I’ve commented previously on the issue of zero marginal cost – Reflections on the zero cost and inconsequential time to deliver a 2500 page book.
If you want to get your arms around the radical change that is in progress at this moment, you really should be reading Seth Godin’s blog and books.
I have published three books in hard copy. I plan to write several more books and will go with electronic format in the future. May do a few print-on-demand copies but won’t have a big inventory like I did for my first three books.
It will take as much time, energy, and cost to get an e-book ready to go as a hard copy book. What will change is the hard costs for production. There was a lot of cost for the hard copies but there will be nothing for e-books. Since I will be distributing through Amazon and the other online stores, there will be distribution costs but there are costs to do fulfillment myself. Will have to see if the costs are the same. For a big outfit who could bring the web sales in-house or who wants to distribute resources for free, the costs would be even lower.
Overall? Cost will drop radically. I looked at the hard costs for my three books. Physical production was about 70% of my total hard costs.
Anyone can take the path I did. Anyone.
Let’s look at Mr. Godin’s post last week, The erosion in the paid media pyramid. He paints a triangle of consumer goods. From top to bottom he describes this layout:
- Bespoke content – really expensive, limited performance, such as a commissioned painting or having a singer appear personally at an event.
- Limited content – premium, limited edition. Picture a leather-bound book or sold out Broadway hit.
- Mass content – books in print, movies in a theater, DVDs, print newspaper. Key idea is there are major costs for production and distribution, but the average cost per unit is low.
- Free content – teasers to get to the mass content. Mr. Godin points to movie trailers, free chapters of a book, tweets with the ‘big idea’. I would add blogs to that list.
Marginal production and delivery costs of zero will devastate the mass market, especially entire industries built around delivering mass content: book publishing, music labels, movie studios.
Mr. Godin points to the risk for those industries:
By head count, just about everyone who works in the media industry is in the business of formalizing, reproducing, distributing, marketing and selling copies of the original creative work to the masses.
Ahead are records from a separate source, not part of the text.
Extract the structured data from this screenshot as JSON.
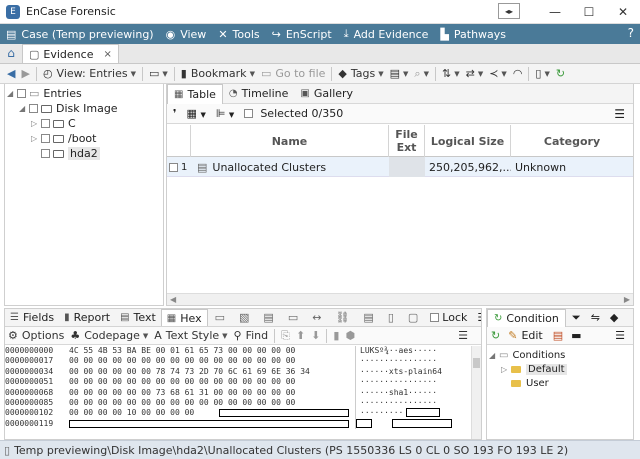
{
  "window": {
    "title": "EnCase Forensic",
    "minimize": "—",
    "maximize": "☐",
    "close": "✕"
  },
  "menubar": {
    "items": [
      {
        "label": "Case (Temp previewing)",
        "icon": "case-icon"
      },
      {
        "label": "View",
        "icon": "eye-icon"
      },
      {
        "label": "Tools",
        "icon": "wrench-icon"
      },
      {
        "label": "EnScript",
        "icon": "script-icon"
      },
      {
        "label": "Add Evidence",
        "icon": "add-evidence-icon"
      },
      {
        "label": "Pathways",
        "icon": "pathways-icon"
      }
    ],
    "help": "?"
  },
  "tabs": {
    "evidence_label": "Evidence",
    "close": "×"
  },
  "toolbar": {
    "view_label": "View: Entries",
    "bookmark_label": "Bookmark",
    "goto_label": "Go to file",
    "tags_label": "Tags"
  },
  "tree": {
    "root": "Entries",
    "disk": "Disk Image",
    "children": [
      "C",
      "/boot",
      "hda2"
    ]
  },
  "right_pane": {
    "tabs": [
      "Table",
      "Timeline",
      "Gallery"
    ],
    "selected": "Selected 0/350",
    "columns": [
      "Name",
      "File Ext",
      "Logical Size",
      "Category"
    ],
    "rows": [
      {
        "num": "1",
        "name": "Unallocated Clusters",
        "ext": "",
        "size": "250,205,962,...",
        "category": "Unknown"
      }
    ]
  },
  "bottom": {
    "tabs": [
      "Fields",
      "Report",
      "Text",
      "Hex"
    ],
    "toolbar": {
      "options": "Options",
      "codepage": "Codepage",
      "textstyle": "Text Style",
      "find": "Find",
      "lock": "Lock"
    },
    "hex_lines": [
      {
        "offset": "0000000000",
        "bytes": "4C 55 4B 53 BA BE 00 01 61 65 73 00 00 00 00 00",
        "ascii": "LUKSº¾··aes·····"
      },
      {
        "offset": "0000000017",
        "bytes": "00 00 00 00 00 00 00 00 00 00 00 00 00 00 00 00",
        "ascii": "················"
      },
      {
        "offset": "0000000034",
        "bytes": "00 00 00 00 00 00 78 74 73 2D 70 6C 61 69 6E 36 34",
        "ascii": "······xts-plain64"
      },
      {
        "offset": "0000000051",
        "bytes": "00 00 00 00 00 00 00 00 00 00 00 00 00 00 00 00",
        "ascii": "················"
      },
      {
        "offset": "0000000068",
        "bytes": "00 00 00 00 00 00 73 68 61 31 00 00 00 00 00 00",
        "ascii": "······sha1······"
      },
      {
        "offset": "0000000085",
        "bytes": "00 00 00 00 00 00 00 00 00 00 00 00 00 00 00 00",
        "ascii": "················"
      },
      {
        "offset": "0000000102",
        "bytes": "00 00 00 00 10 00 00 00 00",
        "ascii": "·········"
      },
      {
        "offset": "0000000119",
        "bytes": "",
        "ascii": ""
      }
    ]
  },
  "conditions": {
    "tab": "Condition",
    "edit": "Edit",
    "root": "Conditions",
    "items": [
      "Default",
      "User"
    ]
  },
  "status": "Temp previewing\\Disk Image\\hda2\\Unallocated Clusters (PS 1550336 LS 0 CL 0 SO 193 FO 193 LE 2)"
}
The creators aren’t going to go away–they have no choice but to create.
The middlemen are in serious danger.
Impact on us small fry in my next post.